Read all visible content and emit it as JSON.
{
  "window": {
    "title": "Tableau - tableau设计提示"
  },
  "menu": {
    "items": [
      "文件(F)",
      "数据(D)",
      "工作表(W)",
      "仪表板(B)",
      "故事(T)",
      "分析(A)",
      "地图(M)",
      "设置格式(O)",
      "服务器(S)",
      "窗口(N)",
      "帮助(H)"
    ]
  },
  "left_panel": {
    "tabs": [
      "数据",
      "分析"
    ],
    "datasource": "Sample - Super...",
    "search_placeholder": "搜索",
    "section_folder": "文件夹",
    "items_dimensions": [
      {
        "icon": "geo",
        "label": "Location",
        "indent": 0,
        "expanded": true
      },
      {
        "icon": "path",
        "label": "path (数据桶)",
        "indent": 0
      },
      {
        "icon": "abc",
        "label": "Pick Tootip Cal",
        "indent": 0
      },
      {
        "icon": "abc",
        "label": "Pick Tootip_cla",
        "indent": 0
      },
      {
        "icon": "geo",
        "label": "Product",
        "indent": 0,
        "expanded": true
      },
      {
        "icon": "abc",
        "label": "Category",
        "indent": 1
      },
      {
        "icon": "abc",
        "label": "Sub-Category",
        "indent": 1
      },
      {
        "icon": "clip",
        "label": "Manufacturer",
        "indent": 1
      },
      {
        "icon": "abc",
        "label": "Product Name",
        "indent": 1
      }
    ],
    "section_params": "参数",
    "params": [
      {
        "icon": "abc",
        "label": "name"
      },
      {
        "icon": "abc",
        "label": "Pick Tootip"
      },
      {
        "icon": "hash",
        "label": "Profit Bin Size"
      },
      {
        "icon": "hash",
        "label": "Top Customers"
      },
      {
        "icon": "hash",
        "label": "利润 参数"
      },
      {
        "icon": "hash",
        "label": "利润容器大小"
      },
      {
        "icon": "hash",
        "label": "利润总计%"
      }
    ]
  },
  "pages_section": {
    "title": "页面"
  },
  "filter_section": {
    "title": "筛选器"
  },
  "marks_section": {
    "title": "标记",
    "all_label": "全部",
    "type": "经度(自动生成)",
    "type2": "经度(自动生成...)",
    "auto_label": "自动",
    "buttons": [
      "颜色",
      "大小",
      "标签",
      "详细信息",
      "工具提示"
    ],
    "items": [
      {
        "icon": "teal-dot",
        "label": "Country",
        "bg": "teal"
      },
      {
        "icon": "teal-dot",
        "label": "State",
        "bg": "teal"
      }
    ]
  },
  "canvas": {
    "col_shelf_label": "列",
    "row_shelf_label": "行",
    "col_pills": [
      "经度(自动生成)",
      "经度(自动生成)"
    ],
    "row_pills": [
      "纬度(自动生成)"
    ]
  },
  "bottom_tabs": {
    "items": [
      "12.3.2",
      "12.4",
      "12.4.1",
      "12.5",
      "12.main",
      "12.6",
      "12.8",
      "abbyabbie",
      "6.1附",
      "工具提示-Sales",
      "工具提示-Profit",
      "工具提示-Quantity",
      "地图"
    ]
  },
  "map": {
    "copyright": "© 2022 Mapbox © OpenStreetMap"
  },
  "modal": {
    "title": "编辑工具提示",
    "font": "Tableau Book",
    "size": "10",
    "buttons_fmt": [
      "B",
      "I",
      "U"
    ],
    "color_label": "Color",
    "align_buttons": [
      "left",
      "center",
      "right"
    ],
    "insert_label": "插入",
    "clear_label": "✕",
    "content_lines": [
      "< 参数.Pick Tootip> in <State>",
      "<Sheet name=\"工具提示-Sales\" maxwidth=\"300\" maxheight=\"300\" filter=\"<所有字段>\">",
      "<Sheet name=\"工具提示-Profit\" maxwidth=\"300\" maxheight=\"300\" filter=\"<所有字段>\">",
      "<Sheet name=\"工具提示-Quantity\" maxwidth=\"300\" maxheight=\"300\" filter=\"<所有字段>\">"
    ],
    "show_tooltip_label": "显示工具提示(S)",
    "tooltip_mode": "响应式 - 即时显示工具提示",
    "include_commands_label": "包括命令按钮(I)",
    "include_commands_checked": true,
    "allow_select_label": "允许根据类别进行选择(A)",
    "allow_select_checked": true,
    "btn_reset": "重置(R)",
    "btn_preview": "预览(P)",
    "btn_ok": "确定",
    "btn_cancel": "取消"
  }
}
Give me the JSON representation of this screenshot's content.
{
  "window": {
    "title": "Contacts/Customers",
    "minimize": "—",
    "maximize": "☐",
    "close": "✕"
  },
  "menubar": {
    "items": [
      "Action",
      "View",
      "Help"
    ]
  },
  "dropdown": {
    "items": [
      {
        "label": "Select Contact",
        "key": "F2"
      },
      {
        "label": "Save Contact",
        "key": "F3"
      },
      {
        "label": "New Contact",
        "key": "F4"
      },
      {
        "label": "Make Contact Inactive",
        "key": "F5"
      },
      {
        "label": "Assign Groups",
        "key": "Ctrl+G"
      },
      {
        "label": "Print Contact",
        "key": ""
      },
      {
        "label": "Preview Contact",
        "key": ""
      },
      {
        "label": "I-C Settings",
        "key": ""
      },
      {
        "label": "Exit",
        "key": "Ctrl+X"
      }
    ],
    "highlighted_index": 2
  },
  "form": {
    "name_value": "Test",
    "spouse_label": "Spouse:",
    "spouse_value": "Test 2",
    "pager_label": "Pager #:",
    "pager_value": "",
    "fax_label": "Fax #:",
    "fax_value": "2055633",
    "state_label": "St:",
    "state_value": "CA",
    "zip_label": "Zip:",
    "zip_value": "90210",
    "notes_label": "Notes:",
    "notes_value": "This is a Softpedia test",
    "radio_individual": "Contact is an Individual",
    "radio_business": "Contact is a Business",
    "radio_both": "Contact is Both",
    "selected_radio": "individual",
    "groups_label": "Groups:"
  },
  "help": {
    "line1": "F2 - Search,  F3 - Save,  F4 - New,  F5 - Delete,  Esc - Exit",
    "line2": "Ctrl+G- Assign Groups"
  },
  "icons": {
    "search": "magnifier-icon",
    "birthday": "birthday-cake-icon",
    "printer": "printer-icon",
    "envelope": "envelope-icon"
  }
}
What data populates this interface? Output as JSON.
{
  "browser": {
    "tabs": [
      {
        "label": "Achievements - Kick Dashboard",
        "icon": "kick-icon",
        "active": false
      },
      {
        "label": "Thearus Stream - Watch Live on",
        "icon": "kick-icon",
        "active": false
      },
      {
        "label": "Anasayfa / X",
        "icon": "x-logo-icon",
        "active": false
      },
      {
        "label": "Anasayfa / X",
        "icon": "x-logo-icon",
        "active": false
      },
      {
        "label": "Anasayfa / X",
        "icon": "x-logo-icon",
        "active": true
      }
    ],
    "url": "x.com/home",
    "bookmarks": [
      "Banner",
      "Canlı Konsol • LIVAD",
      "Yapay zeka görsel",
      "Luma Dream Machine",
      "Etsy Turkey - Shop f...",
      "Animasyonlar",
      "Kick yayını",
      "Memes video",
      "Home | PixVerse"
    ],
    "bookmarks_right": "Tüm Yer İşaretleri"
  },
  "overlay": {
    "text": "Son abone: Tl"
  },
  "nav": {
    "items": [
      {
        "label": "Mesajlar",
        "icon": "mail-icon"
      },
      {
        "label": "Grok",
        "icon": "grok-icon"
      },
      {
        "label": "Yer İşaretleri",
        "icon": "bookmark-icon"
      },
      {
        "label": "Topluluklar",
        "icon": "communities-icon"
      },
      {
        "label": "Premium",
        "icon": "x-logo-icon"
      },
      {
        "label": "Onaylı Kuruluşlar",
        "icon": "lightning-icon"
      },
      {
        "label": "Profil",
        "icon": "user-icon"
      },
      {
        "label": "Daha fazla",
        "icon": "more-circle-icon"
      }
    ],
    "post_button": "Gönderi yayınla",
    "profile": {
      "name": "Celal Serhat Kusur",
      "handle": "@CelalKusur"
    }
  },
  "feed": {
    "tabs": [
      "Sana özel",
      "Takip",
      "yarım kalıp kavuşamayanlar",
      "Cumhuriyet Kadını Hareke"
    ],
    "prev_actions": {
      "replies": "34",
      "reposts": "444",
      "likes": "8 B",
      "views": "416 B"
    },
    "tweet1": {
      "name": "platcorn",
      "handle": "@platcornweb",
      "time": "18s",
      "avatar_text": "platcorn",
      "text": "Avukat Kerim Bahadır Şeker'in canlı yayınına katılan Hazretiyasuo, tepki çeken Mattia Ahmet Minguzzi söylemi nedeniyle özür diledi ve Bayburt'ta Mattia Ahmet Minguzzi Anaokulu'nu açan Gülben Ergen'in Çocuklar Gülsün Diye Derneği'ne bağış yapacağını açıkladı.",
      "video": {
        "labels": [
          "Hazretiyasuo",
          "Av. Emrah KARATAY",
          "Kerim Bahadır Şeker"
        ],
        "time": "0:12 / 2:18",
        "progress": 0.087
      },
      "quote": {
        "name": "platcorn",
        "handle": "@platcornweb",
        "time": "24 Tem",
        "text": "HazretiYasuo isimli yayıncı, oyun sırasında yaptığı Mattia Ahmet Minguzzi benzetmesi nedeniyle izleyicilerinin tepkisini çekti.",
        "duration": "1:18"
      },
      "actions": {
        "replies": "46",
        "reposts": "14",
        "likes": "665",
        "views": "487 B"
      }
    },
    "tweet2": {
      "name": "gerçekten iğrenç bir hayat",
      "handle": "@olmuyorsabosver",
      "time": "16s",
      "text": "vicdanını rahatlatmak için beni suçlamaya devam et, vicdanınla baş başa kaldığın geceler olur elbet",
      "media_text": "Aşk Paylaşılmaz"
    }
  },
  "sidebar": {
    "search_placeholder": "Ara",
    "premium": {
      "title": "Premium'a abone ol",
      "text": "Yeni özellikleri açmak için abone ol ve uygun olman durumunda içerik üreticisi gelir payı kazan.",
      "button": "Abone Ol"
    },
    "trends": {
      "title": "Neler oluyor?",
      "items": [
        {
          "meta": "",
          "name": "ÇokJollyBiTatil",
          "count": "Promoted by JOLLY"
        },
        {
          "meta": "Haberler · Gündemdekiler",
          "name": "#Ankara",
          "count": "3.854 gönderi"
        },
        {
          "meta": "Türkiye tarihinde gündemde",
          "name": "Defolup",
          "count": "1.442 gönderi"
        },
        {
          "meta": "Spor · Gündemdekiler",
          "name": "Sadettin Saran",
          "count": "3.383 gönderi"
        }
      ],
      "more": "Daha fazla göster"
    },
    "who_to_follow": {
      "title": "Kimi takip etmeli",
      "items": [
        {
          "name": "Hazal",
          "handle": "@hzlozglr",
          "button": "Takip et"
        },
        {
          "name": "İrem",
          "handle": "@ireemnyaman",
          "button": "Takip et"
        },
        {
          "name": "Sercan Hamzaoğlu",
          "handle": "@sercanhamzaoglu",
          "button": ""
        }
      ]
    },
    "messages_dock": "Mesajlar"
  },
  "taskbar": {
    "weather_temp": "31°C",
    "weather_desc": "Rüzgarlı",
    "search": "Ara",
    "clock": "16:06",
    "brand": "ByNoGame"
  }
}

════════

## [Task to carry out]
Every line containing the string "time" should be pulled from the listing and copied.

## [Response]
      "time": "18s",
        "time": "0:12 / 2:18",
        "time": "24 Tem",
      "time": "16s",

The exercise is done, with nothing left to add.